Titled Properties in Panama
The Public Registry Office keeps record of all titled properties in all nine (9) provinces of the Republic of Panama. Information regarding titled properties is readily available through the Public Registry and thus it is fairly simple to undertake a preliminary due diligence on a lot or property. Below are the steps taken to purchase property:
Perform a complete due diligence of the property: This procedure includes a complete title search, review of cadastral maps, verification of good tax standing of the land, verification of good standing in utility bills (water and sewage, electricity, telephone, etc.), as well as verification of any other special characteristic, limitation of the property, liens or encumbrances over the property.

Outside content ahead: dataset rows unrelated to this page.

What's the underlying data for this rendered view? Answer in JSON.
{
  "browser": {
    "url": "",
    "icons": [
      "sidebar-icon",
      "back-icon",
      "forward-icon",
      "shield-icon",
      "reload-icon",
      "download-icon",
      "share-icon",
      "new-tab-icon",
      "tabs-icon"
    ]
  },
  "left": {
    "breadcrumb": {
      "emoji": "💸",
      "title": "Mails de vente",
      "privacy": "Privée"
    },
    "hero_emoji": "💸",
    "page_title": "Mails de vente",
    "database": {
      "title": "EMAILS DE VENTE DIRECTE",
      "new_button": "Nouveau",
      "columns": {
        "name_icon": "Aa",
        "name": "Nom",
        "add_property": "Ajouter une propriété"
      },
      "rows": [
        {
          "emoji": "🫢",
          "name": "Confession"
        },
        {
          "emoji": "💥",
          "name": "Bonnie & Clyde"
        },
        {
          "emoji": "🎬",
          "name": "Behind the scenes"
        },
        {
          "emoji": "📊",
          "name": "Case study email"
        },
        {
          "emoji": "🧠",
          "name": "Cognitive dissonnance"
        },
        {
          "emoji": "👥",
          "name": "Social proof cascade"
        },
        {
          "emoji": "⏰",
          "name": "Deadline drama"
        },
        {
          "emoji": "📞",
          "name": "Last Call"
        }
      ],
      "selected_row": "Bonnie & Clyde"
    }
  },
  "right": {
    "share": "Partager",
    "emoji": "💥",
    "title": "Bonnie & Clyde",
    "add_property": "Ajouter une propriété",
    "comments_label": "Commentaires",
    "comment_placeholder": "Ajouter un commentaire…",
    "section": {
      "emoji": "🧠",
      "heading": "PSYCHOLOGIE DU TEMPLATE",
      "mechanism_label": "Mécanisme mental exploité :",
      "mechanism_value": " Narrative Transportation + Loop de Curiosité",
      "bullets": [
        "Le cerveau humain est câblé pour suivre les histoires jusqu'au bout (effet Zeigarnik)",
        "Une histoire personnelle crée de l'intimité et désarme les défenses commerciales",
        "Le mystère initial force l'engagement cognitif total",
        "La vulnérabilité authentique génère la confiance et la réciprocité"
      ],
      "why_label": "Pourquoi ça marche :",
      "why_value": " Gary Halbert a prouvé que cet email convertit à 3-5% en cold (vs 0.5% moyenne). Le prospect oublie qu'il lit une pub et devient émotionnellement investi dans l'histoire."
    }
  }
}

Prepare a Promise to Purchase Agreement: This agreement is to secure the property, through a down payment of a portion of the total purchase price, in order to have enough time to properly execute the due diligence regarding the property, obtain financing and arrange details to complete the transaction.
Prepare a Purchase and Sale Agreement: The seller shall process the Property Transfer Tax and the Capital Gaining Tax, and obtain a good standing property certificate, as well as a good standing water and sewage certificate. The buyer will pay for notaries and registration expenses of this agreement.
Ownership of the real estate property: once the public deed containing such an annotation is duly registered, title transfer has been completed. Generally, payment is not delivered to owner until the proper transfer of ownership is undertaken and duly recorded at the Public Registry Office.
These types of investments are the ones that benefit the most from the purchase of title insurance. Title insurance has been well received in Panama since it provides assurance of the investment on both the land and the improvements to be made on the same.
Rights of Possession Properties
Not all properties in the Republic of Panama are of private domain and are subject to registry in the Public Registry Office. Many beach front properties, islands and real estate located within special tourism zones are owned and managed by the Government and only “possession rights” are granted for a determined period of time over these lands.
Possession rights are basically land use acknowledgments, which are essentially recognized based on the occupation and use of a certain area of land, whereby the owner is the Government.
Persons interested in investing in projects located within these restricted areas should be very careful to ensure that the award of the “possession rights” or “limited ownership” be duly granted by the National Agrarian Reform or the Cadastral Office.
It is important to verify the following, before investing in this type of real estate
- The award of the piece of land is issued by Agrarian Reform of the Ministry of Agriculture.
- The award contains a complete description, including area, limits, boundaries, encumbrances, and other important details of the land.
- A complete blueprint should be drawn and approved.
- The activity to be undertaken by the purchaser is allowed, that is, that the construction or building to be made is acceptable to the national or local municipal government.
- The award will be extended for a period of time suitable for the purchaser and the award does not apply to properties restricted by the Agrarian Code (Art. 27).
- The length of the transaction process for the possession rights transfer will vary and can take up to 2 years, depending on many factors.